**RECORDS PROVIDED**

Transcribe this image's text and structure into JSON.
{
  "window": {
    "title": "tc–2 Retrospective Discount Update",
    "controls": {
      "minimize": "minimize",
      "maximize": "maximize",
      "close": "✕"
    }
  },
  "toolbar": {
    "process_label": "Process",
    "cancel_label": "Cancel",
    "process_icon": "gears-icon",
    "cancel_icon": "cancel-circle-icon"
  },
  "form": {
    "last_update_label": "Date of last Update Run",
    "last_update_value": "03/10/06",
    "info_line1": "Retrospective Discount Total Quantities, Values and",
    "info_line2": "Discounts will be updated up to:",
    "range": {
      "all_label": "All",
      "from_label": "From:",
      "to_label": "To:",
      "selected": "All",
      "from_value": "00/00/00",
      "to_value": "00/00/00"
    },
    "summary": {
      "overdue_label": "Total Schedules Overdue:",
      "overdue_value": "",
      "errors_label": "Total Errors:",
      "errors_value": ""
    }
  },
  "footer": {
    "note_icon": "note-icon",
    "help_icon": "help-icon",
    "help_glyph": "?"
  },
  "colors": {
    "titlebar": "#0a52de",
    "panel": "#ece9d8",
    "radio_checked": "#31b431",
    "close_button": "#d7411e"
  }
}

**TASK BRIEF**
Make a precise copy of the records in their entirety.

**ANSWER TO THIS EXERCISE**
Transcribe this image's text and structure into JSON.
{
  "window": {
    "title": "tc–2 Retrospective Discount Update",
    "controls": {
      "minimize": "minimize",
      "maximize": "maximize",
      "close": "✕"
    }
  },
  "toolbar": {
    "process_label": "Process",
    "cancel_label": "Cancel",
    "process_icon": "gears-icon",
    "cancel_icon": "cancel-circle-icon"
  },
  "form": {
    "last_update_label": "Date of last Update Run",
    "last_update_value": "03/10/06",
    "info_line1": "Retrospective Discount Total Quantities, Values and",
    "info_line2": "Discounts will be updated up to:",
    "range": {
      "all_label": "All",
      "from_label": "From:",
      "to_label": "To:",
      "selected": "All",
      "from_value": "00/00/00",
      "to_value": "00/00/00"
    },
    "summary": {
      "overdue_label": "Total Schedules Overdue:",
      "overdue_value": "",
      "errors_label": "Total Errors:",
      "errors_value": ""
    }
  },
  "footer": {
    "note_icon": "note-icon",
    "help_icon": "help-icon",
    "help_glyph": "?"
  },
  "colors": {
    "titlebar": "#0a52de",
    "panel": "#ece9d8",
    "radio_checked": "#31b431",
    "close_button": "#d7411e"
  }
}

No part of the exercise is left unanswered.